"Once a borrower's been seen, the bean's curiosity can't be stopped," says Arrietty's Papa, a gruff but loving sort who speaks in raspy truisms. (He's voiced, in the American dub, by Will Arnett doing a fair Clint Eastwood.) But this bean is different from other beans. This bean is the gentle, ailing Shawn (David Henrie), a poetic young soul in cotton PJs, who spies Arrietty (Bridgit Mendler) on her nocturnal sugar-gathering expedition and woos her with kindness thereafter. What unfolds is part adventure, part fairy tale, part star-crossed romance (she fits in his palm; can it get more doomed?). And the overall sum is enchantment.

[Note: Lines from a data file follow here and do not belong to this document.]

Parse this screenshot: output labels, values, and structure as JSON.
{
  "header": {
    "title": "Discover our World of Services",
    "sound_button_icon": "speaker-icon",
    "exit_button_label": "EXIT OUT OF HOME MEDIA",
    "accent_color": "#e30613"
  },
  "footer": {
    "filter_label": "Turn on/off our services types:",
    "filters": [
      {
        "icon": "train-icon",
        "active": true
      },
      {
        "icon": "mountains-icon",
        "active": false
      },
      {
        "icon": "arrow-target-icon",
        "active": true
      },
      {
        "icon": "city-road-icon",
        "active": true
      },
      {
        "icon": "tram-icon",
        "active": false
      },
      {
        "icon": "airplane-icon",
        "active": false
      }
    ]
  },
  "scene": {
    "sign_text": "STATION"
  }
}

Based on Mary Norton's "The Borrowers," "The Secret World of Arrietty" was created by the steady hands and fertile minds at Studio Ghibli - the outfit behind such Hayao Miyazaki classics as "Princess Mononoke" and "Howl's Moving Castle." This time, Miyazaki wrote the screenplay, but directing credit goes to veteran Ghibli animator Hiromasa Yonebayashi. It boasts many of the studio's hallmarks: the rich natural world, animated in lush, leafy detail; the promise of magic and mystery lurking around every bend; the homespun touches that make everything delightfully familiar.
What's missing is any real menace - the signature Miyazaki freak factor that turns spirits into monsters and parents into pigs. An overeager housekeeper and a pair of exterminators constitute the film's biggest threats. Wispy original music from singer-harpist Cécile Corbel only adds the air of innocence, which harks back to the studio's older fare (think My Neighbor Totoro and Kiki's Delivery Service) and reminds us, with sun-dappled clarity, that the world we see is only part of the story.
The Sunday Telegraph (Australia)
8 January 2012
By Nick Dent
ARRIETTY: Madman: 94 minutes (G): Verdict: There are small wonders galore in this new Japanimation
MARY Norton's novel for children, The Borrowers, was first published in 1952 and has enjoyed many screen adaptations over the years. Now it is the turn of Japan's Studio Ghibli, makers of such movies as Spirited Away and Ponyo, and as can be expected, their version is filled with beauty and wonderment.
Arrietty, 13, (voiced in the UK dubbed version by Saoirse Ronan) lives with her father Pod (Mark Strong) and mother Homily (Olivia Colman) under the floorboards of a country mansion. They are Borrowers - little people 10cm tall who survive by "borrowing" things normal-sized people rarely miss.
Told not to let the "human beans" see her, Arrietty goes on her first "borrowing" mission with her father - a raid on the house's kitchen for a cube of sugar.
Arrietty is unwittingly discovered by sickly boy Sho (Tom Holland) who is delighted to find a new friend. But, sadly, housekeeper Haru (Geraldine McEwan) has other plans. The film is co-written by Japanimation superstar Hayao Miyazaki and like many of his films, Arrietty is about the desire of disempowered children to have secret, magical friends. Judging by the films' worldwide success, it's a longing shared by adults too.